DATA EXTRACT —
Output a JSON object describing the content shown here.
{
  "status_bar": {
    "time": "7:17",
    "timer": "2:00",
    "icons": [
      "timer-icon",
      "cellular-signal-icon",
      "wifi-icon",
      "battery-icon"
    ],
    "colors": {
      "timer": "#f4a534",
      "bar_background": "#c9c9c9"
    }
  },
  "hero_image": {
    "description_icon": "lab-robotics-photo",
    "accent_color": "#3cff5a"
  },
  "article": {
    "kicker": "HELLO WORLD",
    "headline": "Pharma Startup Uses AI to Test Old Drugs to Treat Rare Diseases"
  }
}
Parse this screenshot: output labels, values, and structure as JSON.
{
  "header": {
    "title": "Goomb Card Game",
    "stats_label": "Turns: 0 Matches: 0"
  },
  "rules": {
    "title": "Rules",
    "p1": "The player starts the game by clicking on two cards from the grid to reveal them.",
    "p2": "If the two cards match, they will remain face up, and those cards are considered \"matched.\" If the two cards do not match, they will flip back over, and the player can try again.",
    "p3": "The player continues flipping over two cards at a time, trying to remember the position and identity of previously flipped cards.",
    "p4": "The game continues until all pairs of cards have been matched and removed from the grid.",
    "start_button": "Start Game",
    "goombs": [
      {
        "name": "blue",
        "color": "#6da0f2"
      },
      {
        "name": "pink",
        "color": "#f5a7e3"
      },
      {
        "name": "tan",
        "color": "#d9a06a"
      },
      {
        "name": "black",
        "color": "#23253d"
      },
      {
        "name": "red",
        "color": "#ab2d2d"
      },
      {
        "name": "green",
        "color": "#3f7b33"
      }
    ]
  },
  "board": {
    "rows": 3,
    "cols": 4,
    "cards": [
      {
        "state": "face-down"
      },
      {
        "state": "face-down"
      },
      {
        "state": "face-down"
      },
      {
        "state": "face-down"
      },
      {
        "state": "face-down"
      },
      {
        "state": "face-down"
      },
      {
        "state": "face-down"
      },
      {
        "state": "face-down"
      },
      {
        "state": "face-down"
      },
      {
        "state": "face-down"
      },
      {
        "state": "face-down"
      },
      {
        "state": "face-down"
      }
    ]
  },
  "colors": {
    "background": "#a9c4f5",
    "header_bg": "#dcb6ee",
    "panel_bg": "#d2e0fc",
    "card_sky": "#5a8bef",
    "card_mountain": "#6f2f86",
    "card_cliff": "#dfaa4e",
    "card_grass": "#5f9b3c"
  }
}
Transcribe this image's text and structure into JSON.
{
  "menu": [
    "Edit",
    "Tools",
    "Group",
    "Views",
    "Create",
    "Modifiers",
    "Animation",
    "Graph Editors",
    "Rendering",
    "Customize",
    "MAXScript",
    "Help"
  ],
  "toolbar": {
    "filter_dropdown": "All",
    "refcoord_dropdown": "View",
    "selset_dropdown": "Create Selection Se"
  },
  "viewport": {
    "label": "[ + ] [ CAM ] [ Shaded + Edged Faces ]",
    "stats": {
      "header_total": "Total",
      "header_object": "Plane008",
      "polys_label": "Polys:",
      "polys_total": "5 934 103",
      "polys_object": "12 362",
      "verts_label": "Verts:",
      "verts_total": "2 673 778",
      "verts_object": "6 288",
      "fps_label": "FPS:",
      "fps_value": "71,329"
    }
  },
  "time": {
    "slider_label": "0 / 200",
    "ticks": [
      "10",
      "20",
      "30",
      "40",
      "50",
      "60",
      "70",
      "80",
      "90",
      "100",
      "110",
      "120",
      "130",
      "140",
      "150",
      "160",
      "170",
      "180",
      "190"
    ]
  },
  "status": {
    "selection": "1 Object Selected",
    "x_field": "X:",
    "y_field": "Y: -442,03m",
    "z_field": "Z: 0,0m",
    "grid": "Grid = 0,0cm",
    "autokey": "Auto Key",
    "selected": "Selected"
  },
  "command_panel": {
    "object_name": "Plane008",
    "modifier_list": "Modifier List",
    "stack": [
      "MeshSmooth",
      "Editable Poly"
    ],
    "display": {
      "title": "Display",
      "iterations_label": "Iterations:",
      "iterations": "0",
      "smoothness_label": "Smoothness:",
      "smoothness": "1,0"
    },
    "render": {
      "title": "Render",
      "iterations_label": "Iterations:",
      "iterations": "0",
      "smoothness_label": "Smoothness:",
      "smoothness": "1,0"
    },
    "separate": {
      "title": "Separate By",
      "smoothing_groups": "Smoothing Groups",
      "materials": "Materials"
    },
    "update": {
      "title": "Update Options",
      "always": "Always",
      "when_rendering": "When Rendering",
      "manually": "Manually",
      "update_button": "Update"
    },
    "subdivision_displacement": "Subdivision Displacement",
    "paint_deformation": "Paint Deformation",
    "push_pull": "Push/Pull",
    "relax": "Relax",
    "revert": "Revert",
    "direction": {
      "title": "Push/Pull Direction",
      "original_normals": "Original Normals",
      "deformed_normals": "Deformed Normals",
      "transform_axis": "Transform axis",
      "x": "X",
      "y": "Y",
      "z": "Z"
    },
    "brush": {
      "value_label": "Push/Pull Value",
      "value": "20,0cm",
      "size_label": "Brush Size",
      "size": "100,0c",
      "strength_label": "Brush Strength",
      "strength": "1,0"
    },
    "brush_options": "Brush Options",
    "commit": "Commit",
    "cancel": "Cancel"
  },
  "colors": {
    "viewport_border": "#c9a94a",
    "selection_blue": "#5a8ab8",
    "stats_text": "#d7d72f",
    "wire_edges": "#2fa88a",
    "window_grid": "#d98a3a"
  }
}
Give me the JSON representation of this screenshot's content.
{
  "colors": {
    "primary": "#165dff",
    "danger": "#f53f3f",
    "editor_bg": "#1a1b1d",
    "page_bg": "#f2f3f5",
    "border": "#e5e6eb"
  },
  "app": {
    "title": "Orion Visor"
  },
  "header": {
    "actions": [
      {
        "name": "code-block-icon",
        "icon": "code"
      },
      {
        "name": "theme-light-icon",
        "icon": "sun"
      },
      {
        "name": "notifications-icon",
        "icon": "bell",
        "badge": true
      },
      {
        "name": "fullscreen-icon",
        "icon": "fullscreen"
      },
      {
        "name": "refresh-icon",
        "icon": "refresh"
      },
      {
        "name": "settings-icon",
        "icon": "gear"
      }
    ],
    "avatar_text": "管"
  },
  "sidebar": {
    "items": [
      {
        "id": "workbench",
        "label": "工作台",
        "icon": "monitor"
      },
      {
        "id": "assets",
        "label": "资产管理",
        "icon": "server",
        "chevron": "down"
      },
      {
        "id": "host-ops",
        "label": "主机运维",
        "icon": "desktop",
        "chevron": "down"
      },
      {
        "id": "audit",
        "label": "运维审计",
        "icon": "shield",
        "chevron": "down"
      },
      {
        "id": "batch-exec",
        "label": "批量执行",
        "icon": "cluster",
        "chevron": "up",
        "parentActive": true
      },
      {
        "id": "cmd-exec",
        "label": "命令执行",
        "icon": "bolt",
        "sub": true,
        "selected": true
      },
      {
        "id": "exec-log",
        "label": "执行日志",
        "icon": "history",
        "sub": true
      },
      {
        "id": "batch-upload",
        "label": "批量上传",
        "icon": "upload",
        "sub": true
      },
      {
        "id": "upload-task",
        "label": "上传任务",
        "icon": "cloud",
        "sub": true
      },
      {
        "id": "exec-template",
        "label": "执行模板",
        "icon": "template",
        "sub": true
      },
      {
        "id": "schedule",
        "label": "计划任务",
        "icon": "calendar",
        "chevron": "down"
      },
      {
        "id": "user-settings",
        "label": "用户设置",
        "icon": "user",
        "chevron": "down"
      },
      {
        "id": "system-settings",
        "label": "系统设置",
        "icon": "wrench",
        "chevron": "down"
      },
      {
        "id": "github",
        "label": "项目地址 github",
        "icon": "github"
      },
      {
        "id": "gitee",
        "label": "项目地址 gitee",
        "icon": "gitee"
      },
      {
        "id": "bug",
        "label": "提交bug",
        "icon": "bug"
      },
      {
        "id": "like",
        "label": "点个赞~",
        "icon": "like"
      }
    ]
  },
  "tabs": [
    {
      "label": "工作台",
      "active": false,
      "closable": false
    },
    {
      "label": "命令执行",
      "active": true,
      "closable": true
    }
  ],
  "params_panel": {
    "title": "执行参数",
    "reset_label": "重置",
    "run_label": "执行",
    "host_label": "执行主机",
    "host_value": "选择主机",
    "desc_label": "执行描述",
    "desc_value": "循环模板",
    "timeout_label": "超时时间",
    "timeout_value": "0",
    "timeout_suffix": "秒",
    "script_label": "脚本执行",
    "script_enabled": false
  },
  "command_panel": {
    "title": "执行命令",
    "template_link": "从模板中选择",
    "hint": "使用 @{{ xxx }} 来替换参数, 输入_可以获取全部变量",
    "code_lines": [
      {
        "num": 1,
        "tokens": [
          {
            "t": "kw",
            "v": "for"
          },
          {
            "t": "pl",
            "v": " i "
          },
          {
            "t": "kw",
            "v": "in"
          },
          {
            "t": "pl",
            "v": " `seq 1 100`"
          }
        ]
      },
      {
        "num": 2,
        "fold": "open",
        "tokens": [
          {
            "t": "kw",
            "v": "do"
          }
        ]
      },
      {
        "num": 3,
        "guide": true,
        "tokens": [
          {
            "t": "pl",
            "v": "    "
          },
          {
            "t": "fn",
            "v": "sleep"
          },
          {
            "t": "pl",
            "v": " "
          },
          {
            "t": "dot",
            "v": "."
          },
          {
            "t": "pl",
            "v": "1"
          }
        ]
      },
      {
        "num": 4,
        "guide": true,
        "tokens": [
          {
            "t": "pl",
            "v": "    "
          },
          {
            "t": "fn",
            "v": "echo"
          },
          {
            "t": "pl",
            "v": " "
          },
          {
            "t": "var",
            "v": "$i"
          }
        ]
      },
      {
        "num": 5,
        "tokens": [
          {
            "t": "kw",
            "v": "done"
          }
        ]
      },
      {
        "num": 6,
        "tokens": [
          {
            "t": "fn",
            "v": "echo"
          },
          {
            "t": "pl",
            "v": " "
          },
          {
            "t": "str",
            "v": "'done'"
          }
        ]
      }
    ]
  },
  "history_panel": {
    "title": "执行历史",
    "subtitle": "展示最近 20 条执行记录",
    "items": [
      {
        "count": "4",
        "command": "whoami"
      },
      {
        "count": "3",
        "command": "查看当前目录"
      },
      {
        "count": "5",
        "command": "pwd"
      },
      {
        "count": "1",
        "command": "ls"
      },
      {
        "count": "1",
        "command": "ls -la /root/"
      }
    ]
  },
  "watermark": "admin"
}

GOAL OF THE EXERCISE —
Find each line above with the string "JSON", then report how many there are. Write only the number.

THE ANSWER —
4